That’s why we knew this was the time to explore Picasso’s legacy through a feminist lens and include the voices of some of the most significant women artists to have emerged in the years since Picasso’s death. That’s also why the exhibition dives into Picasso’s approach to women—a subject that is well-documented yet remains provocative. And that’s why we invited the Australian comedian Hannah Gadsby to co-curate the show with our senior curator of feminist art, Catherine Morris, and our senior curator of European art, Lisa Small.
We met Gadsby, who was an avid student of art history in college, shortly after the launch of their award-winning stand-up comedy show Nanette. In that performance, Gadsby holds the art world accountable for its role in suppressing non-majority perspectives. They do not let museums off the hook for frequently condoning and perpetuating art history’s inherent misogyny. Gadsby’s enthusiasm for calling out Picasso’s problematic behaviour and for questioning the cultural climate and cultural institutions that downplay—or even romanticise—such behaviour, made them the obvious choice for helping us create a show to address the complexities and tensions that Picasso elicits.
Gadsby isn’t the first person to critique Picasso. Countless articles, books, films and exhibitions have been produced that, among other things, consider his treatment of women in both art and life (not to mention his treatment of other cultures), But Gadsby gets at this tricky topic in an entirely new way: comedy.
Gadsby’s is not a lightweight comedy. It’s a comedy that leans into tough themes and pushes us to grapple with cultural tensions around societal injustice. It’s a comedy that shows us why exercising our right to free speech is an inherent part of challenging the status quo. It’s a comedy that spotlights the stories of those marginalised for far too long.
Benefits, not threats

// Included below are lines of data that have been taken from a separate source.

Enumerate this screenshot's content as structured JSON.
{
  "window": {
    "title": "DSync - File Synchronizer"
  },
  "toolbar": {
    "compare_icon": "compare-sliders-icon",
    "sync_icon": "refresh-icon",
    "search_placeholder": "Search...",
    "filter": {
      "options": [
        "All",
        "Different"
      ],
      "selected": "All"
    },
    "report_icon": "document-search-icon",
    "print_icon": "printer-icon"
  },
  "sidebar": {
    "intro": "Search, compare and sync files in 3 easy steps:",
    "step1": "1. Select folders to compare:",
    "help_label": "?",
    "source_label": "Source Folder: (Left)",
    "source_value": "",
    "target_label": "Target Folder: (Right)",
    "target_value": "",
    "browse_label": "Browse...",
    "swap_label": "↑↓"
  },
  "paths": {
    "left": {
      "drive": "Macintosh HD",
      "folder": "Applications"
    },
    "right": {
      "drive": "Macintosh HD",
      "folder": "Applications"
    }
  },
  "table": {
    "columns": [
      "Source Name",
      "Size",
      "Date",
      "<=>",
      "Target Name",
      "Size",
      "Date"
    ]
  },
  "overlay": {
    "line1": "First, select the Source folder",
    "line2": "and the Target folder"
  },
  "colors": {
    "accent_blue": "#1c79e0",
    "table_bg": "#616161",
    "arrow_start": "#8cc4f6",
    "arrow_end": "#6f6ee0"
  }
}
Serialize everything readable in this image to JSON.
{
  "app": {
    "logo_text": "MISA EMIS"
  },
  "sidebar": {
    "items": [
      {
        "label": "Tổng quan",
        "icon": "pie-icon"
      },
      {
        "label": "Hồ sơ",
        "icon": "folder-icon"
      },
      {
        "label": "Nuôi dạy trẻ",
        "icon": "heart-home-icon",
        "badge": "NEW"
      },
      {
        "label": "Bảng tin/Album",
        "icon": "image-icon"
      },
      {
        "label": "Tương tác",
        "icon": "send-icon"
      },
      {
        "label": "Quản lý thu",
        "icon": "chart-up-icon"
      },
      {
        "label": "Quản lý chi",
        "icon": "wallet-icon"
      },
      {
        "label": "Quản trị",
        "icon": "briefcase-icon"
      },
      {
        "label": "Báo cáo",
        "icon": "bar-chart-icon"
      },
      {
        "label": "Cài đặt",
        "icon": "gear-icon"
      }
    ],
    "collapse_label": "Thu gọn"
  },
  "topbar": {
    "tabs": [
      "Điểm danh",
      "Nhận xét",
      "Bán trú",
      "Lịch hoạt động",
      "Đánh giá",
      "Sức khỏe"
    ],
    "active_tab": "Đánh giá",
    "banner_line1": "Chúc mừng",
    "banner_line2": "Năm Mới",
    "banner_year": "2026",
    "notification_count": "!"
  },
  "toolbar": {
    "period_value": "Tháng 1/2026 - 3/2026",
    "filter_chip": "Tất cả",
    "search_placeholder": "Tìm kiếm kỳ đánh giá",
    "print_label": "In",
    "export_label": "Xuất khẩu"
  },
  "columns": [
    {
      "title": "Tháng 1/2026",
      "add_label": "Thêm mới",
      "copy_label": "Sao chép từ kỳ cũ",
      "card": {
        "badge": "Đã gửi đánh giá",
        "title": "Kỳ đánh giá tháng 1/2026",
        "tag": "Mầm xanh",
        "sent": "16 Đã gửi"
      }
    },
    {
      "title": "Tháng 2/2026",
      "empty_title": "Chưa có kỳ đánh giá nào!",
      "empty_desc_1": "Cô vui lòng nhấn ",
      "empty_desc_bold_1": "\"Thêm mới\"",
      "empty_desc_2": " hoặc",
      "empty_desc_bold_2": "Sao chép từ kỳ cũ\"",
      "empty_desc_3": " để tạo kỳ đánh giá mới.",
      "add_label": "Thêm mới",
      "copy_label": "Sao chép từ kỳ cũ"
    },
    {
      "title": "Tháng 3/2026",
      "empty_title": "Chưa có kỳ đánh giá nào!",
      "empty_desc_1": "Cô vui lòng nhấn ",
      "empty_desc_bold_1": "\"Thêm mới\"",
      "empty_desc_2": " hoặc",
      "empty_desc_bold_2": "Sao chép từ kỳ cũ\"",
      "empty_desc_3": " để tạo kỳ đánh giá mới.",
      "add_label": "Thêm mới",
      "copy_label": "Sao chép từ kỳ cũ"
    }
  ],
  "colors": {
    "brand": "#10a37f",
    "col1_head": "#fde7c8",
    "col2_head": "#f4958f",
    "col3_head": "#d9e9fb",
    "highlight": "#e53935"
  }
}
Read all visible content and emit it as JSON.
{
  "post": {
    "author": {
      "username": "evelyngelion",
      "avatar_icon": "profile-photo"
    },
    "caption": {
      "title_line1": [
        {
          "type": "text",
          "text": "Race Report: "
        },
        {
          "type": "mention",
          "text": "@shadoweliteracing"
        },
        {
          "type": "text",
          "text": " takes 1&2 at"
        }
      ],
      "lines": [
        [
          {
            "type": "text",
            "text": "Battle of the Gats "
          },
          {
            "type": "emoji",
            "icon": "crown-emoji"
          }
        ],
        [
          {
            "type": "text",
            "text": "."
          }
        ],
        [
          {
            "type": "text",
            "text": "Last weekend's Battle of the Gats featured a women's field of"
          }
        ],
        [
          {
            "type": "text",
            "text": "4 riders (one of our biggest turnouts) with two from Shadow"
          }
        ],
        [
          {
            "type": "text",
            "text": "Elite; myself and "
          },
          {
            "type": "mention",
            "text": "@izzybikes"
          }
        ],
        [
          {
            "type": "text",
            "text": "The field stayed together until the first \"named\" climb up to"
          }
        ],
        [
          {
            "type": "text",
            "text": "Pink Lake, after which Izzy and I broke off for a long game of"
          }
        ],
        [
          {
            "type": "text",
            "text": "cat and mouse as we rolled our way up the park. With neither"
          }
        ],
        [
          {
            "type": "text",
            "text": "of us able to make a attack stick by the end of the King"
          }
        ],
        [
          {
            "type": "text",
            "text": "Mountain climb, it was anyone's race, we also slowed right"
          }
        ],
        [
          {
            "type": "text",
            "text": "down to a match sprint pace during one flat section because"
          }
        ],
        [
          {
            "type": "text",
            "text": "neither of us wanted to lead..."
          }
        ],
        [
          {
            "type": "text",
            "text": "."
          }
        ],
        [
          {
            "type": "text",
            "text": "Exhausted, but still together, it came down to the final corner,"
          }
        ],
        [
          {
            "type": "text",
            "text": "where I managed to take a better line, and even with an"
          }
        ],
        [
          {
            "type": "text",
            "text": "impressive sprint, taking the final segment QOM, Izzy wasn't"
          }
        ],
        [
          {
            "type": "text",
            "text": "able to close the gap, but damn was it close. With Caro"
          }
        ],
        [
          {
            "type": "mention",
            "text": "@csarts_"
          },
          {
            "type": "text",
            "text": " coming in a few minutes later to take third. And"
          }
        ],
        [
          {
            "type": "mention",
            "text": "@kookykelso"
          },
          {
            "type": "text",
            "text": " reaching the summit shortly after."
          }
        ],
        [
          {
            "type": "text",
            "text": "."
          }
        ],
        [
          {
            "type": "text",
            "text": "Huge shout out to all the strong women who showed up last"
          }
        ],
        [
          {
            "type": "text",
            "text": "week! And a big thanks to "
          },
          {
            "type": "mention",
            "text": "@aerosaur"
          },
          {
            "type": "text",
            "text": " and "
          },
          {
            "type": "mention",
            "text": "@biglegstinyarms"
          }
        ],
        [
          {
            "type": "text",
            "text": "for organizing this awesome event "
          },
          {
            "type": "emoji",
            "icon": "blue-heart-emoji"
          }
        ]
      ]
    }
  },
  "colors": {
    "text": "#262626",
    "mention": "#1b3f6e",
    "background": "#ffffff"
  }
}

To those who question whether Gadsby’s voice belongs in this exhibit, I would simply ask: Whose interests are threatened by including it? Or, who benefits from excluding it?
We are living in contentious times. The Left is being attacked for being “woke”. The Right is reinvigorating its efforts to ban books. One US state is now prohibiting classroom instruction about sexual orientation or gender identity. Others are blocking teachers from talking about our country’s history of racism and the resulting systemic oppression. A school principal has been ousted because an art teacher showed students an image of Michelangelo’s David. Voices across the political spectrum are “cancelling” anyone they disagree with.
It’s Pablomatic is not about cancelling Picasso. Quite the opposite. Cancelling means refusing to engage. Refusing to have the conversation. Refusing complexity. Ours is an exhibition that invites complexity. And I’m confident Picasso can handle a little complexity. In fact, he invited it.
I’m also confident that our audiences can handle complexity, too.
At the Brooklyn Museum, we have made engaging in difficult dialogues and defending free speech cornerstones of our work. (Remember the Sensation exhibition?) Now is not the time for museums to silence speech or restrict difficult narratives. Women have fought long and hard to have the opportunity and power to write their own stories. The Brooklyn Museum believes that the only way forward is to listen to, and make space for, multiple points of view, particularly thoughtful and informed points of view that haven’t been attended to.
As Gadsby says in Nanette, “I believe we could paint a better world if we learned how to see it from all perspectives, as many perspectives as we possibly could. Because diversity is strength. Difference is a teacher. Fear difference, and you learn nothing.”
We have a lot to learn.
• Anne Pasternak is the director of the Brooklyn Museum, New York